Craft-beer scene: Between traditional and modern

The comeback of regional specialty beers can be traced to a trend that has been prevalent for several years: More and more consumers reflect on regional, hand-made and above all original products. Interest in unusual specialty beers is also growing due to the international craft-beer scene. After years in which breweries across Germany have perished, owners of independent regional breweries have stopped the erosion in their industry and set a new course. In addition to their standard range of products, they are focusing on recipes handed down by their ancestors and modernizing their classics using unusual hops and malt combinations, which are particularly popular among younger target groups. “Regional breweries are currently experiencing a veritable Renaissance,” confirms Holger Eichele, head of the German Brewers’ Association. According to Eichele, the market for small and medium-sized breweries is growing at a rapid pace again.

Right now there are dozens of traditional operations that are riding the wave of success—the majority of them in “beer country” Bavaria, which has more than 600 breweries. Besides Rittmayer, Rudolf Hirz is also considered a model example of the new generation of beer brewers. Following an earlier bankruptcy, the brewer from Lower Bavaria reanimated his Apostelbräu brand in Hauzenberg in the county of Passau with new specialty beers and has been celebrating his success ever since. He specializes in ancient grain types such as wild emmer, einkorn, spelt and oat. He also puts his money on craft beers and now brews a pale ale and a farmhouse ale. He knows that he has to distinguish himself from the masses to the greatest extent possible to enjoy success. And that appears to be working very well: Hirz’s traditional “5-grain” beer and a barrel-aged bock recently won the silver medal in Meiningers International Craft Beer Award. “The era of people always wanting to drink the same beer their entire life is over,” emphasizes Rudi Hirz.

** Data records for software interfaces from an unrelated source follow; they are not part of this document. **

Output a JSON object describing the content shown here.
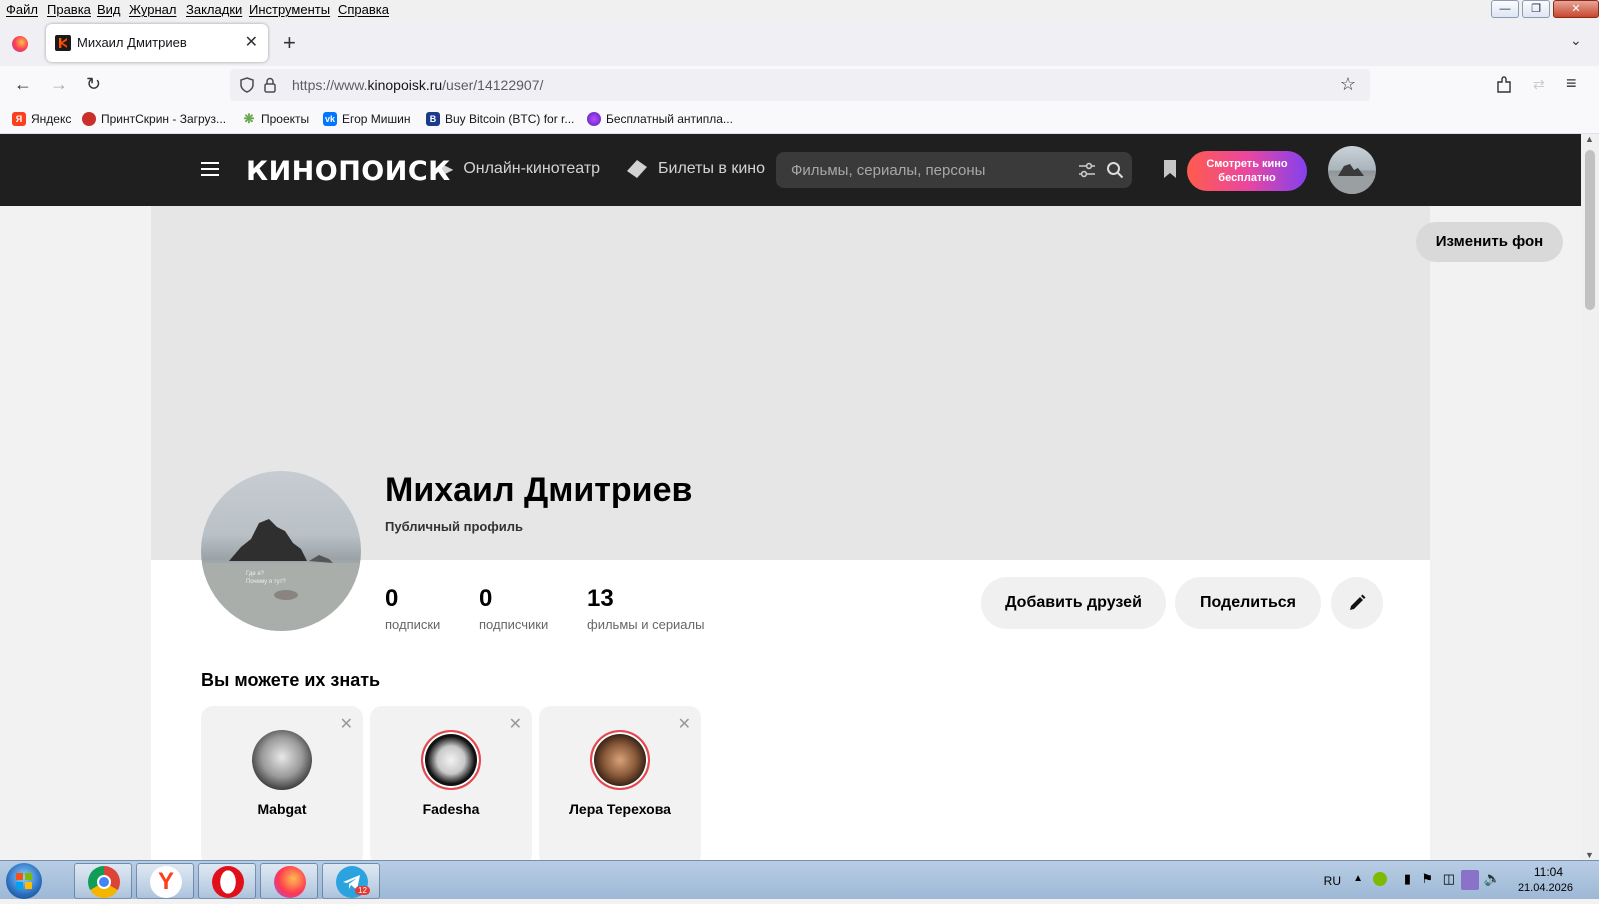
{
  "menubar": [
    "Файл",
    "Правка",
    "Вид",
    "Журнал",
    "Закладки",
    "Инструменты",
    "Справка"
  ],
  "tab": {
    "title": "Михаил Дмитриев"
  },
  "address": {
    "prefix": "https://www.",
    "domain": "kinopoisk.ru",
    "path": "/user/14122907/"
  },
  "bookmarks": [
    "Яндекс",
    "ПринтСкрин - Загруз...",
    "Проекты",
    "Егор Мишин",
    "Buy Bitcoin (BTC) for r...",
    "Бесплатный антипла..."
  ],
  "site": {
    "logo": "КИНОПОИСК",
    "nav_online": "Онлайн-кинотеатр",
    "nav_tickets": "Билеты в кино",
    "search_placeholder": "Фильмы, сериалы, персоны",
    "cta": "Смотреть кино бесплатно",
    "accent": "#ff5c4d"
  },
  "profile": {
    "change_bg": "Изменить фон",
    "name": "Михаил Дмитриев",
    "visibility": "Публичный профиль",
    "stats": [
      {
        "value": "0",
        "label": "подписки"
      },
      {
        "value": "0",
        "label": "подписчики"
      },
      {
        "value": "13",
        "label": "фильмы и сериалы"
      }
    ],
    "add_friends": "Добавить друзей",
    "share": "Поделиться",
    "avatar_caption": [
      "Где я?",
      "Почему я тут?"
    ]
  },
  "suggest": {
    "title": "Вы можете их знать",
    "people": [
      {
        "name": "Mabgat"
      },
      {
        "name": "Fadesha"
      },
      {
        "name": "Лера Терехова"
      }
    ]
  },
  "taskbar": {
    "telegram_badge": "12",
    "lang": "RU",
    "time": "11:04",
    "date": "21.04.2026"
  }
}
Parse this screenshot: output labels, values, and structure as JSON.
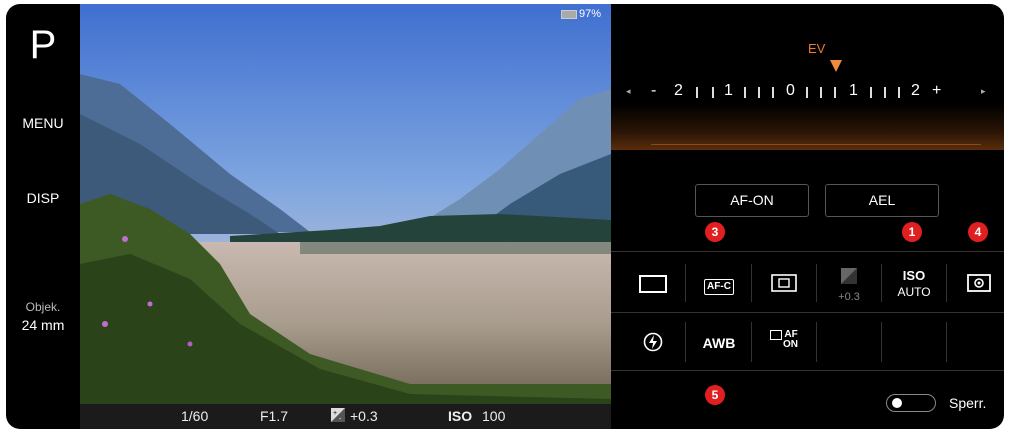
{
  "left_rail": {
    "mode": "P",
    "menu_label": "MENU",
    "disp_label": "DISP",
    "lens_label": "Objek.",
    "focal_length": "24 mm"
  },
  "viewfinder": {
    "battery": "97%"
  },
  "status_bar": {
    "shutter": "1/60",
    "aperture": "F1.7",
    "exposure_comp": "+0.3",
    "iso_label": "ISO",
    "iso_value": "100"
  },
  "ev_dial": {
    "label": "EV",
    "scale": [
      "-",
      "2",
      "1",
      "1",
      "0",
      "1",
      "1",
      "2",
      "+"
    ],
    "value": 0.3
  },
  "buttons": {
    "af_on": "AF-ON",
    "ael": "AEL"
  },
  "badges": [
    "3",
    "1",
    "4",
    "5"
  ],
  "grid_row1": {
    "drive_icon": "single-shot-rectangle-icon",
    "focus_mode": "AF-C",
    "focus_area_icon": "focus-area-icon",
    "ev_icon": "exposure-comp-icon",
    "ev_value": "+0.3",
    "iso_label": "ISO",
    "iso_value": "AUTO",
    "metering_icon": "metering-icon"
  },
  "grid_row2": {
    "flash_icon": "flash-icon",
    "wb": "AWB",
    "face_af_icon": "face-af-on-icon",
    "face_af_text": "AF",
    "face_af_on": "ON"
  },
  "lock": {
    "label": "Sperr."
  },
  "colors": {
    "accent": "#f07a30",
    "badge": "#e02020"
  }
}
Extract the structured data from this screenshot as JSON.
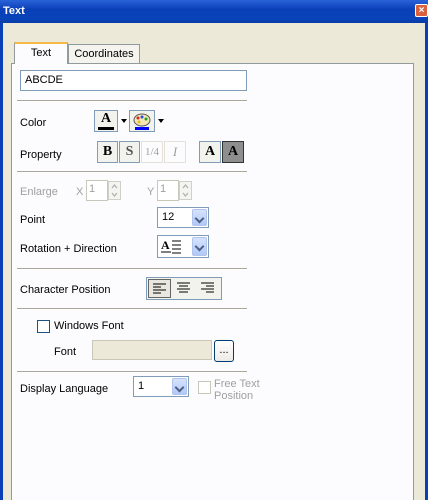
{
  "window": {
    "title": "Text",
    "close_glyph": "×"
  },
  "tabs": [
    {
      "label": "Text"
    },
    {
      "label": "Coordinates"
    }
  ],
  "text_value": "ABCDE",
  "color": {
    "label": "Color",
    "text_color_glyph": "A",
    "icon": "palette-icon"
  },
  "property": {
    "label": "Property",
    "bold": "B",
    "shadow": "S",
    "quarter": "1/4",
    "italic": "I",
    "normal": "A",
    "inverse": "A"
  },
  "enlarge": {
    "label": "Enlarge",
    "x_label": "X",
    "x_value": "1",
    "y_label": "Y",
    "y_value": "1"
  },
  "point": {
    "label": "Point",
    "value": "12"
  },
  "rotation": {
    "label": "Rotation + Direction",
    "icon": "text-direction-icon",
    "glyph": "A"
  },
  "char_position": {
    "label": "Character Position"
  },
  "windows_font": {
    "label": "Windows Font",
    "checked": false,
    "font_label": "Font",
    "font_value": "",
    "browse": "..."
  },
  "display_language": {
    "label": "Display Language",
    "value": "1"
  },
  "free_text": {
    "line1": "Free Text",
    "line2": "Position"
  },
  "colors": {
    "title_bar": "#0a3fb8",
    "close_button": "#d9613d",
    "tab_highlight": "#f7b94b",
    "panel_bg": "#fcfcfe"
  }
}
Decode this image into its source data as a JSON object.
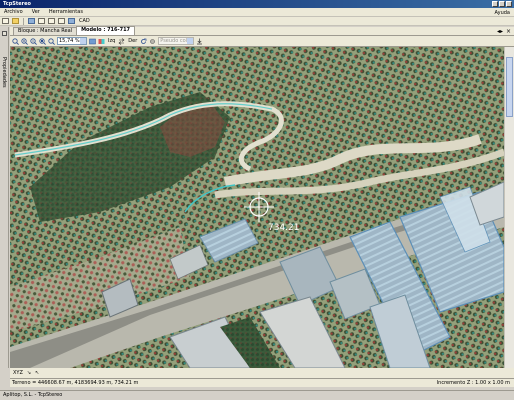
{
  "window": {
    "title": "TcpStereo"
  },
  "menu": {
    "items": [
      "Archivo",
      "Ver",
      "Herramientas"
    ],
    "help": "Ayuda"
  },
  "toolbar": {
    "cad_label": "CAD"
  },
  "side_panel": {
    "label": "Propiedades"
  },
  "tabs": [
    {
      "label": "Bloque : Mancha Real",
      "active": false
    },
    {
      "label": "Modelo : 716-717",
      "active": true
    }
  ],
  "viewbar": {
    "zoom": "15,74 %",
    "izq": "Izq",
    "der": "Der",
    "disabled_select": "Pseudo color"
  },
  "map": {
    "elevation_label": "734.21"
  },
  "map_tools": {
    "xyz": "XYZ"
  },
  "status": {
    "coords": "Terreno = 446608.67 m, 4183694.93 m, 734.21 m",
    "increment": "Incremento Z : 1.00 x 1.00 m"
  },
  "footer": {
    "text": "Aplitop, S.L. - TcpStereo"
  }
}
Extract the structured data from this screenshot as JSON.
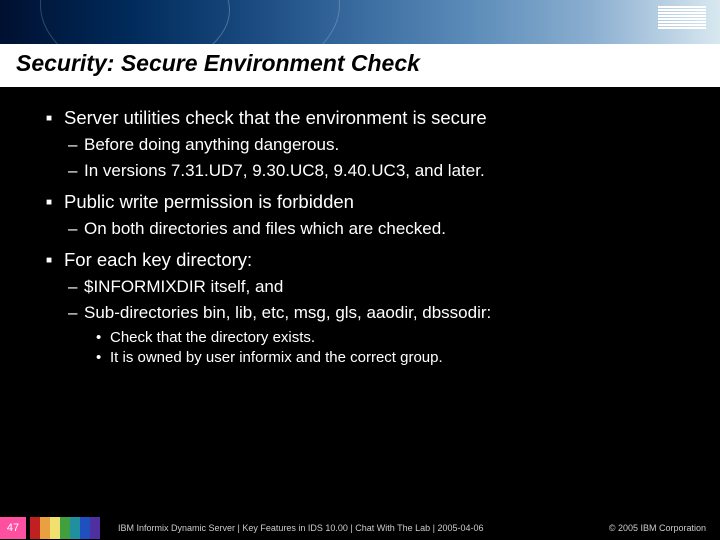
{
  "logo": "IBM",
  "title": "Security: Secure Environment Check",
  "bullets": {
    "b1_1": "Server utilities check that the environment is secure",
    "b2_1": "Before doing anything dangerous.",
    "b2_2": "In versions 7.31.UD7, 9.30.UC8, 9.40.UC3, and later.",
    "b1_2": "Public write permission is forbidden",
    "b2_3": "On both directories and files which are checked.",
    "b1_3": "For each key directory:",
    "b2_4": "$INFORMIXDIR itself, and",
    "b2_5": "Sub-directories bin, lib, etc, msg, gls, aaodir, dbssodir:",
    "b3_1": "Check that the directory exists.",
    "b3_2": "It is owned by user informix and the correct group."
  },
  "footer": {
    "slide_number": "47",
    "text": "IBM Informix Dynamic Server  |  Key Features in IDS 10.00  |  Chat With The Lab  |  2005-04-06",
    "copyright": "© 2005 IBM Corporation"
  }
}
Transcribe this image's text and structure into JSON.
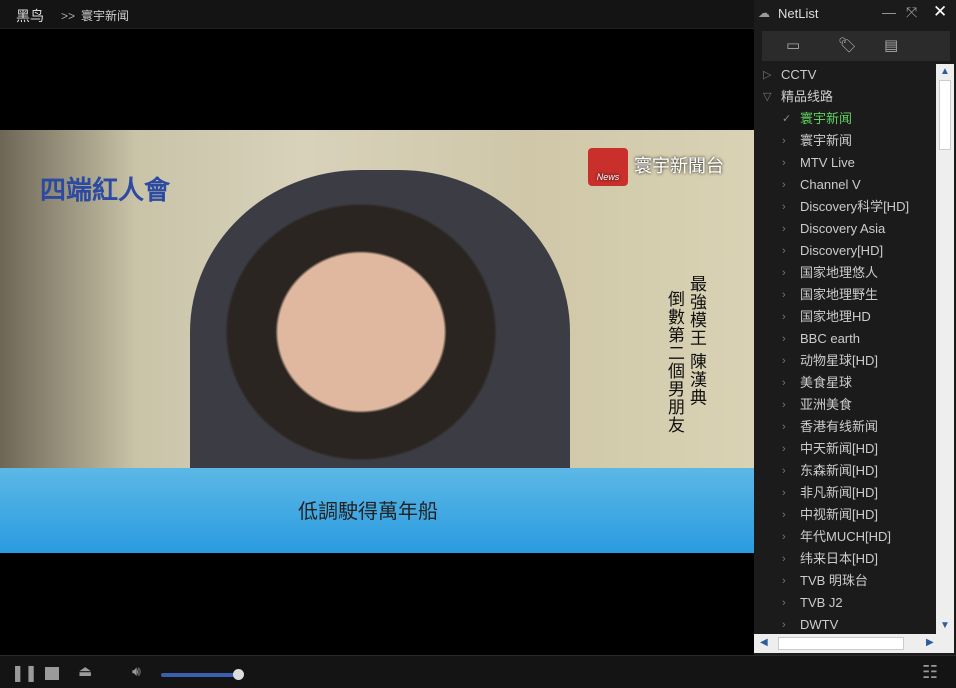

Gathering for beer lovers

There is also no reason why visitors at the upcoming drinktec should always drink the same beer—unless they want to. That is because the place2beer area will give more than a dozen craft-beer brewers from around the world a chance to present their diverse range of beers—including the innovative startup “Hoppebräu“ from Waakirchen am Tegernsee (Bavaria). Brauerei Rittmayer will also be there with its portfolio of specialty beers. The beer scene’s most creative and exciting newcomers will introduce themselves on approximately 500 square meters of space in Hall B1 and serve traditionally modern brews as well as India pale ales, stouts, smoked beers and pale ales free of charge. That can also serve as a source of inspiration for hobby, home and craft-beer brewers: The Home & Craft platform in Hall C1 will allow exhibitors to present a wide range of solutions for brewing beer on a “small scale”. Each day will feature workshops and lectures on the latest trends in the home brewing sector. There will also be several beer tastings and panel discussions on the latest hot topics such as packaging, design, marketing as well as “women and beer” and “beer and food”. Everything you need to know about beer including topics such as ingredients and aroma hops will be covered in the supporting program.

Mareike Hasenbeck

Mareike Hasenbeck is a freelance journalist with her own craft beer blog (Feiner Hopfen), she is also a beer sommelier and an international expert for beer sensory certified by the DLG (German Agricultural Society).